Tap has always been my favorite type of dance because it is unique, it is special. My best friend and I use to tap together. We would carpool to class, jump out of the car, race down the alleyway, almost knocking each other over tying to get in the door, lace up our shoes, and finally feverously flap into the studio. At this age children are often told to use inside voices but the loud clicks and ticks of our shoes were welcome in the studio, allowing us to scream of joy through our feet. One hour weekly classes were not enough for us though. We spent play dates choreographing dances or just free styling around the living room. In fifth grade we were ready to take our tap shoes to the stage for the school’s talent show. We spent hours preparing by tapping away on her still-under-construction sunroom or my old wooden porch, unaware of the dents our tap shoes left behind. But it didn’t matter because we were tapping and carefree. If we could have we would have shuffled all the way to Buffalo. Even though as we grew older our extra curricular activities changed, we always have tap to remember. It created memories.

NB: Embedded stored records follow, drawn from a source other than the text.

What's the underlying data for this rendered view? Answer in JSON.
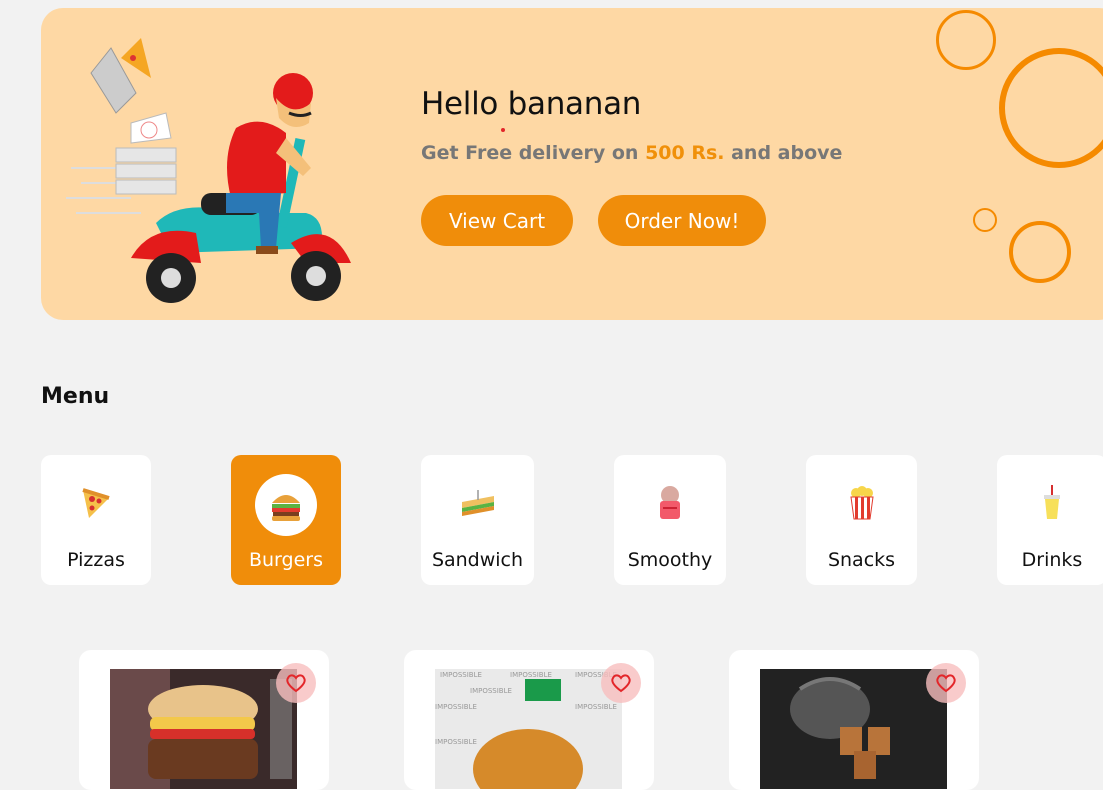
{
  "banner": {
    "greeting": "Hello bananan",
    "tagline_prefix": "Get Free delivery on ",
    "tagline_amount": "500 Rs.",
    "tagline_suffix": " and above",
    "view_cart_label": "View Cart",
    "order_now_label": "Order Now!"
  },
  "menu": {
    "title": "Menu",
    "categories": [
      {
        "label": "Pizzas",
        "icon": "pizza-icon"
      },
      {
        "label": "Burgers",
        "icon": "burger-icon",
        "active": true
      },
      {
        "label": "Sandwich",
        "icon": "sandwich-icon"
      },
      {
        "label": "Smoothy",
        "icon": "smoothie-icon"
      },
      {
        "label": "Snacks",
        "icon": "popcorn-icon"
      },
      {
        "label": "Drinks",
        "icon": "drink-icon"
      }
    ]
  },
  "products": [
    {
      "image": "burger-photo"
    },
    {
      "image": "impossible-burger-photo"
    },
    {
      "image": "tea-kettle-photo"
    }
  ],
  "colors": {
    "accent": "#f08d0a",
    "banner_bg": "#fed8a4",
    "page_bg": "#f2f2f2"
  }
}
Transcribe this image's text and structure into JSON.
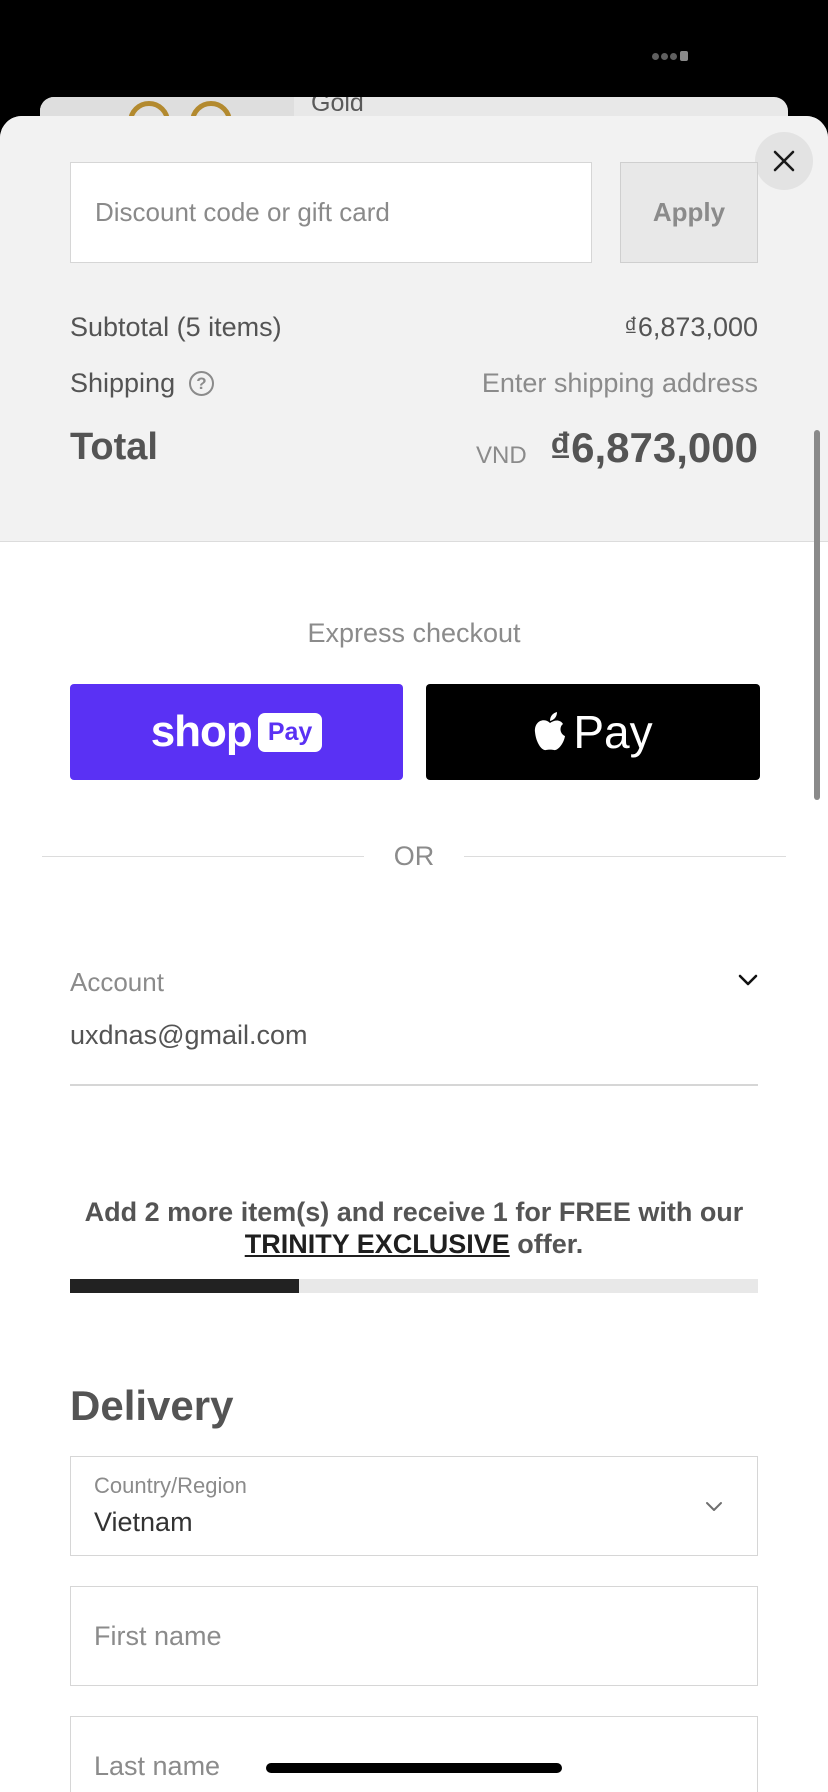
{
  "background_item": {
    "name": "Gold"
  },
  "discount": {
    "placeholder": "Discount code or gift card",
    "apply_label": "Apply"
  },
  "summary": {
    "subtotal_label": "Subtotal (5 items)",
    "subtotal_value": "₫6,873,000",
    "shipping_label": "Shipping",
    "shipping_value": "Enter shipping address",
    "total_label": "Total",
    "currency": "VND",
    "total_value": "₫6,873,000"
  },
  "express": {
    "title": "Express checkout",
    "shop_pay_word": "shop",
    "shop_pay_badge": "Pay",
    "apple_pay_label": "Pay"
  },
  "or_label": "OR",
  "account": {
    "label": "Account",
    "email": "uxdnas@gmail.com"
  },
  "promo": {
    "text_before": "Add 2 more item(s) and receive 1 for FREE with our",
    "link_text": "TRINITY EXCLUSIVE",
    "text_after": " offer.",
    "progress": 0.333
  },
  "delivery": {
    "title": "Delivery",
    "country_label": "Country/Region",
    "country_value": "Vietnam",
    "first_name_placeholder": "First name",
    "last_name_placeholder": "Last name"
  },
  "colors": {
    "shop_pay": "#5a31f4",
    "apple_pay": "#000000",
    "summary_bg": "#f2f2f2",
    "progress_fill": "#222222"
  }
}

I have tapped since I was an eager three year old until now as an eager but busy college student. This fall is the first time I haven’t tapped and I miss it. Do I have to leave tap in those memories? It is difficult to see or find tap nowadays. Tap seems to have been left in the era of Gene Kelly. But there is and always be a niche of people who are passionate about tap. This tap video to Anna Kendrick’s “Cup Song” shows that tap is alive and well. I just need to go running back down the alleyway, lace up my shoes, and click and tick as loud as my feet can scream.